The ASET should be used the same way as the idealscope, although the ASET seems to tolerate a stronger backlight better. What this tells us is that the ASET is not meant to evaluate light leakage. If you’re trying to take an ASET image, you should note that the idealscope has a magnified lens where the ASET doesn’t. You can read my tutorial on how to take idealscope and ASET images if you’re interested in taking them yourself.
Assessing ASET Images
Here’s the ASET image of a super-ideal diamond from Whiteflash. You can see that there is minimal green that is confined to the upper girdles of the diamond and in the reflection of the table. The green in the upper girdles indicates very slight painting. We saw how slight painting affected the idealscope image, so the ASET image is basically telling the same story in a different way.
One frequently asked question is why the center of a diamond is sometimes red and sometimes green in an ASET and whether a red center is preferable to a green center.
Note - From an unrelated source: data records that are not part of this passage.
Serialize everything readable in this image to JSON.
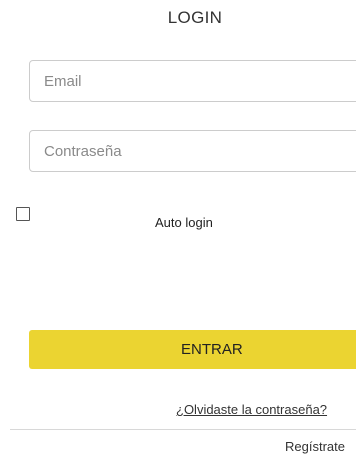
{
  "header": {
    "title": "LOGIN"
  },
  "form": {
    "email": {
      "placeholder": "Email",
      "value": ""
    },
    "password": {
      "placeholder": "Contraseña",
      "value": ""
    },
    "auto_login": {
      "label": "Auto login",
      "checked": false
    },
    "submit_label": "ENTRAR",
    "submit_color": "#ebd431"
  },
  "links": {
    "forgot_password": "¿Olvidaste la contraseña?",
    "register": "Regístrate"
  }
}
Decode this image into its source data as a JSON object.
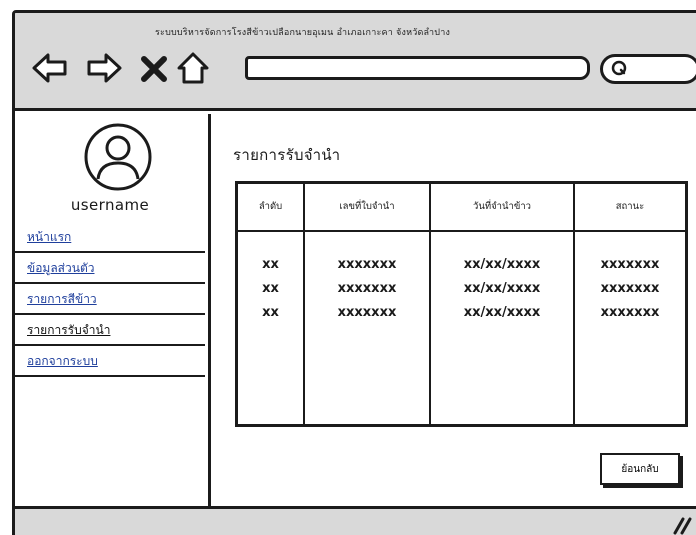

The center of the diamond is called a table reflection, because it is the reflection of the table facet. For any given diamond, depending on the pavilion angle, the table reflection can be red, green, or a mix of red and green on an ASET. For a 57% table, the table reflection turns green precisely when the pavilion angle is 40.768 degrees. Whether this matters or not depends on who you ask. Personally, I think that it’s not a big deal if a table reflection is green and AGS seems to agree because two-thirds of the diamonds in the AGS0 range are predicted to have a green table reflection face up.
Choosing a diamond with good light return is important, but it is equally important to ensure that most of the light being returned is from around your shoulders and not your head or the horizon. When optimizing for light performance, our aim is to minimize unwanted light leakage in a diamond. However, light performance is not about 100% light return, and contrast plays a large part in creating a beautiful diamond.
Two diamonds that have great light performance and optical symmetry can also look completely different because there are many different flavors of diamonds and there are often trade-offs to be made. So before you rush to buy a diamond with your new found knowledge, you should read the next tutorial where I will help you discover what your preferences are on the different characteristics that diamonds can have.
If you want some help evaluating your idealscope or ASET images, please get in touch with me and I will be happy to take a look for you.